Such new technology advances away from gel application and the existing use of silver chloride electrodes. "Although the ultrasound procedure is described as being non-invasive, having gel rubbed on your skin and then an electrode pressed against your womb is invasive and can be an uncomfortable experience for mothers. With this new heart monitor, expectant mothers can get reassurance that their baby is doing fine within a few seconds, removing the unnecessary stress and worry that waiting for a hospital scan currently involves,” explains Dr. Rendon-Morales, a Professor of Electrical and Electronic Engineering at the University of Sussex.

It will allow mothers, experiencing diabetes, preeclampsia, and other high-risk pregnancy factors, to be able to regularly monitor the wellbeing of their baby. "Currently expectant mothers with health concerns about their babies have to go through the stress of going to a hospital to check on the heartbeat of their child. With this new technology, they will be able to do this from the comfort of their own home, which will be much better for the welfare of mother and baby,” says Dr. Rendon-Morales.

The sensor technology will non-invasively monitor for an utero fetal electrocardiogram simply by placing the device on top of the abdominal skin of the pregnant mother. The sensor is highly accurate in recording information needed to calculate fetal heart rate values and variability. It can be used as an aid for diagnoses of congenital cardiac diseases including arrhythmia as well as monitoring the processes implicated with blood pressure and heart vascular tone.

Despite the availability of home-based fetal electrocardiograms, they are not always accurate or effective. "This technology is a step forward for home-based medical devices, benefiting not only health service providers though resource optimization, but also expectant mothers who are experiencing a very exciting, but sometimes stressful, moment in their lives,” states co-author of the study, Dr. Rodrigo Aviles-Espinosa who is also a research fellow at the University of Sussex. "This technology will give peace of mind in providing answers very quickly and ultimately ensuring the baby's wellbeing."

Source: ScienceDaily
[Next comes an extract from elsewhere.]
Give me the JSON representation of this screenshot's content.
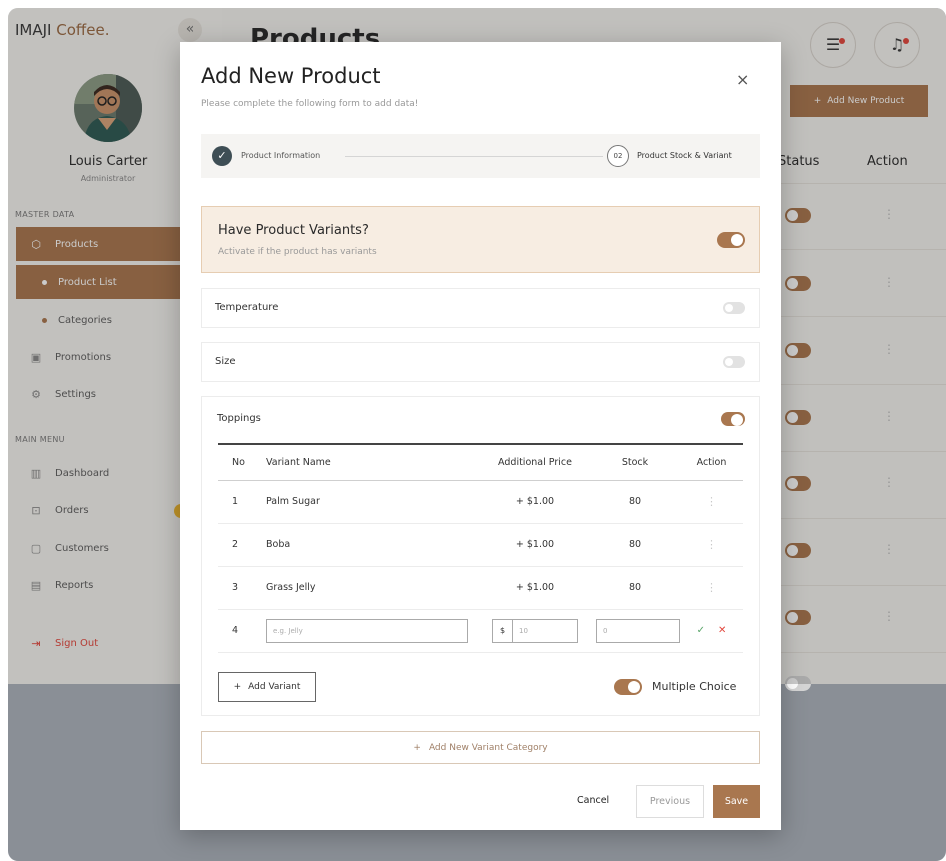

About the Author
  • Nouran earned her BS and MS in Biology at IUPUI and currently shares her love of science by teaching. She enjoys writing on various topics as well including science & medicine, global health, and conservation biology. She hopes through her writing she can make science more engaging and communicable to the general public.
You May Also Like
JUN 14, 2020
Space & Astronomy
SpaceX Launches First Rideshare Mission with Great Success
JUN 14, 2020
SpaceX Launches First Rideshare Mission with Great Success
If you’ve been following SpaceX, then you’d know that the commercial space company has been launching quite ...
JUL 20, 2020
Neuroscience
Phantom-Limb Pain Reduced by Brain-Computer Interface
JUL 20, 2020
Phantom-Limb Pain Reduced by Brain-Computer Interface
Phantom-limb pain is a condition in which amputees feel like their amputated limb is still attached to their bodies. Whi ...
AUG 16, 2020
Technology
An Online Calculator Can Predict Your Stroke Risk
AUG 16, 2020
An Online Calculator Can Predict Your Stroke Risk
Clinicians can make an educated prediction on a patient's risk to a stroke based on the severity of their metabolic ...
SEP 15, 2020
Neuroscience
Smartphone Data Can Predict Depression and Anxiety
SEP 15, 2020
Smartphone Data Can Predict Depression and Anxiety
Researchers from Dartmouth College have found that passively-collected data from smartphones is able to predict a person ...
OCT 09, 2020
Technology
Deep Learning Advances Drug Design
OCT 09, 2020
Deep Learning Advances Drug Design
Computational data is advancing all areas of medicine and pharmaceutical drug development is certainly no exception. &nb ...
OCT 13, 2020
Drug Discovery & Development
Uses of Tandem Mass Spectrometry (TMS)
OCT 13, 2020
Uses of Tandem Mass Spectrometry (TMS)
What is tandem mass spectrometry? A powerful analytical tool that is capable of characterizing complex mixtures in drug ...
Loading Comments...